New Discovery

I'm having an interesting week with my computer. Knock wood, so far it's only the good kind of interesting. This weekend I was working on a Word document and I needed to refer to something in a window behind it. I clicked the window I was working in and moved it to the side. All of a sudden, I was in this new desktop! It was just me and my active Word document, and nothing else. No browser with 100 tabs open. No Mail. No iCal. 

After I freaked out for a second, I realized that I could just drag the window back towards the edge and return to my original desktop. Upon my "return," the desktop seemed so busy compared to the serenity I had just experienced. I still had no idea what had really happened, so I went to Google and typed in the most ridiculous search term: "second screen feature mac?" Most of the results were actually about using a second monitor with your Apple computer, but this article clarified that what I had stumbled onto was the "multiple desktop" feature within the "Mission Control," which is what Apple calls the window rearrangement function of their operating system. Mission Control is also what enables "corners," which is a feature that allows you to see all the windows open in an application (or on the desktop) just by navigating the mouse arrow to the corner of the screen. Corners is one of the most useful tools in my workflow, because I often move between documents like chronologies or indexes or notes and the document in which I am actively writing. 

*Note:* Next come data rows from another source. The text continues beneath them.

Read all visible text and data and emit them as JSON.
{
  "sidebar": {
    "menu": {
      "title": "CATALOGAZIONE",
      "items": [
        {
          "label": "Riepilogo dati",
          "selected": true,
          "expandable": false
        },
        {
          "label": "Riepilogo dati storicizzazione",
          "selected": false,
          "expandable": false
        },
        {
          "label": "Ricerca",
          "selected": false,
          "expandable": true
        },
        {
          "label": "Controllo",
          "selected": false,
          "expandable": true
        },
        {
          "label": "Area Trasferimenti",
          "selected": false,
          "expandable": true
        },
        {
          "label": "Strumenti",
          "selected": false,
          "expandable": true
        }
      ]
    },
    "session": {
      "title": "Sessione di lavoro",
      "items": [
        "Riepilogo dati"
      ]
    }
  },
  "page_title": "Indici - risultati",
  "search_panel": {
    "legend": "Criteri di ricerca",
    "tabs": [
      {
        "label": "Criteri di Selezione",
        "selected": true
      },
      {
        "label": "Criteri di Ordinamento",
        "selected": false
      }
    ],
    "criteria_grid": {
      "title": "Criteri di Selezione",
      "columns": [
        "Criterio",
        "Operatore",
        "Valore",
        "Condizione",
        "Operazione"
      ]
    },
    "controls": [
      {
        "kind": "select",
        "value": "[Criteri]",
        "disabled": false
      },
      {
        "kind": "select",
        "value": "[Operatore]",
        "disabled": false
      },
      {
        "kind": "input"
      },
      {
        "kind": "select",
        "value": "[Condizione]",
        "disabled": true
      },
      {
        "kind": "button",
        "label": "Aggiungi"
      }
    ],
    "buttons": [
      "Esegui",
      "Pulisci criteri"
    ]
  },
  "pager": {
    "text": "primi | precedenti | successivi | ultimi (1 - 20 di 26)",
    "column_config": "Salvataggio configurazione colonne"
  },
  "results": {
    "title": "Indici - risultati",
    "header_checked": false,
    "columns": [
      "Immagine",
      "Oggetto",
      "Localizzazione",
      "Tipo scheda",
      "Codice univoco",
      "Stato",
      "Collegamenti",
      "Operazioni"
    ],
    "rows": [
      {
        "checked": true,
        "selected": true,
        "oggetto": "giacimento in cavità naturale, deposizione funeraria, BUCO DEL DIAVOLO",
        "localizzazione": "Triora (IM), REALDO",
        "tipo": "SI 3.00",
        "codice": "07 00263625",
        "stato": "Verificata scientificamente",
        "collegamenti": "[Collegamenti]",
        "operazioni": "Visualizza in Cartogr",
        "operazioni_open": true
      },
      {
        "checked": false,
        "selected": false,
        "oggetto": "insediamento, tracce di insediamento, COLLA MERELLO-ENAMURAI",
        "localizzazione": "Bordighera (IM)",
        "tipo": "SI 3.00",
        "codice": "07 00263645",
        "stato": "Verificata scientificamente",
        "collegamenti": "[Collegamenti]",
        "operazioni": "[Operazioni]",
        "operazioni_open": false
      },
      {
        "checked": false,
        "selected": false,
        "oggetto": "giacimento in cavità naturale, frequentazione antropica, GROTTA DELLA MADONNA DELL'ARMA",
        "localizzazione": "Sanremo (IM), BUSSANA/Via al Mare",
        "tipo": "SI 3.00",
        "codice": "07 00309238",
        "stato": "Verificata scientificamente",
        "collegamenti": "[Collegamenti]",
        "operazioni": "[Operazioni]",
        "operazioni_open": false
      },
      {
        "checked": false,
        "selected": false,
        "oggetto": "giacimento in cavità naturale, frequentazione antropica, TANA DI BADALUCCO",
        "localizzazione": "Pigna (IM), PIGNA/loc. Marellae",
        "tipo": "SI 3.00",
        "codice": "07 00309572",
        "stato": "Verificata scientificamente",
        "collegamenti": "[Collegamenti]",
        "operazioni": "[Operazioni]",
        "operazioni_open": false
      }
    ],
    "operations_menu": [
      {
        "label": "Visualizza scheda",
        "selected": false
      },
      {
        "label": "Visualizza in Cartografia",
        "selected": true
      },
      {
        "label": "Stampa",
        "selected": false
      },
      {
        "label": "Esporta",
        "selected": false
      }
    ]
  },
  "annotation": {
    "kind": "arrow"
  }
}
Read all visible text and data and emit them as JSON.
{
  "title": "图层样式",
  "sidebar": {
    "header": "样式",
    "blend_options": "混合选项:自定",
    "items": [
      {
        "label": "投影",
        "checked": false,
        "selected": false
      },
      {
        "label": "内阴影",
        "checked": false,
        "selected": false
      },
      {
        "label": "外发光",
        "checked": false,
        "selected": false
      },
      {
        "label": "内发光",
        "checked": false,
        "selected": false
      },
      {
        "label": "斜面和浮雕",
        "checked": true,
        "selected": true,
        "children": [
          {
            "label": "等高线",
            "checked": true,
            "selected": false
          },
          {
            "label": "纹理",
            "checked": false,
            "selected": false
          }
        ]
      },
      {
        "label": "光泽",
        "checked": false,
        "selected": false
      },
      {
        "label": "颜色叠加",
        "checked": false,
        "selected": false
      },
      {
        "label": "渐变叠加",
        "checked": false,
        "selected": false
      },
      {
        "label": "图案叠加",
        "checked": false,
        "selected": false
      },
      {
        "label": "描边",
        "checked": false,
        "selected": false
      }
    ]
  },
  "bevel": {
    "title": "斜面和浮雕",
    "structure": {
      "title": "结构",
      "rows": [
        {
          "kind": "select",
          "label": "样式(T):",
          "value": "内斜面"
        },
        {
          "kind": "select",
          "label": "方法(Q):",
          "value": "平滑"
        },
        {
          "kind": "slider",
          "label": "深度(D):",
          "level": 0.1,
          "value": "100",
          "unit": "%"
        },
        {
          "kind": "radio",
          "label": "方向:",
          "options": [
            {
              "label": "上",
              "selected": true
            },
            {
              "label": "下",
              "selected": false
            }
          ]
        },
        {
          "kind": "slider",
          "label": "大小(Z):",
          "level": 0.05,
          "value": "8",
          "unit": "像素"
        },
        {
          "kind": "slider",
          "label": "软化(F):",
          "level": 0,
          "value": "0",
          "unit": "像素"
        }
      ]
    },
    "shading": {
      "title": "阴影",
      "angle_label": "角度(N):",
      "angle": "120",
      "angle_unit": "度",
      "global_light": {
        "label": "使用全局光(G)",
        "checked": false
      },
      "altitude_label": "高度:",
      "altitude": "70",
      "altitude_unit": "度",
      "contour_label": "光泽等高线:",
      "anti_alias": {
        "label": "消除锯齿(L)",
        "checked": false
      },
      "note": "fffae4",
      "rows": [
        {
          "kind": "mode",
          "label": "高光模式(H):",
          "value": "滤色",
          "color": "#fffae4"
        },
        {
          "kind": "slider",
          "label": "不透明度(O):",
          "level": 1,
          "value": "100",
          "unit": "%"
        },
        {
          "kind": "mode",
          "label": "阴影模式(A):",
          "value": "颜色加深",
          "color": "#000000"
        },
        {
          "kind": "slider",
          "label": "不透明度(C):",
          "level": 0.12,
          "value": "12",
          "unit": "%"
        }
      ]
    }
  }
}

There are two ways to access Mission Control. The easiest way is to press F3, but I hate taking my hand off the trackpad so I prefer to swipe three fingers upward. All of your open windows are displayed, and you can move them to the desktop you would like to view them in. For example, over the past few days I dedicated a new desktop to grant materials, but all other Word documents opened in desktop 1 (except for my chronology document, which opened in desktop 3 along with my database). When I was finished with writing and editing, I moved the Word documents back to desktop 1 to turn them into PDFs and email them off. 

Here are some clear benefits to the "multiple desktop" feature that I've seen so far:

1) Escape the web browser. I often have multiple tabs open in my browser when I'm doing research, and they can distract me from writing. I have now set Safari to only open in my "original" desktop (desktop 1) so that when I'm writing in desktop 2 or reading documents in desktop 3, I do not en up checking my email every time I catch a glimpse at my Gmail account. If I do need to look something up on the web, I can easily swipe three fingers left or right to move between the desktops quickly and easily.

2) Isolate projects or tasks. If I need to focus on one thing, It's nice to have it all together in one place without additional clutter.

3) Novelty. Starting new desktops is fun and keeps life feeling fresh. 

There are some drawbacks, of course. When you use corners with multiple desktops you are still shown ALL of the open windows in that application, regardless of which desktop it will open in. If you accidentally click on a window that's active in a different desktop, you get dragged over immediately. So it's not completely isolating or zen. Plus, the icons at the bottom do not disappear when you're not using an app in desktop 2 (or 3, or 4, etc.)--so you are still tempted to click on the Safari compass icon and end up back in the original desktop. 

Also, I really think the best thing I could do to minimize distraction would be to shut down all but the bare minimum of windows and focus on what's necessary to get any particular job done. I usually lack the self control to implement that advice, so this multiple desktop feature gets me a few extra minutes of focus without feeling like I'm denying myself the pleasures of the internet and apps. 

Has anyone else used this feature? Are there other ways to use it to improve a research workflow? I'd love to know!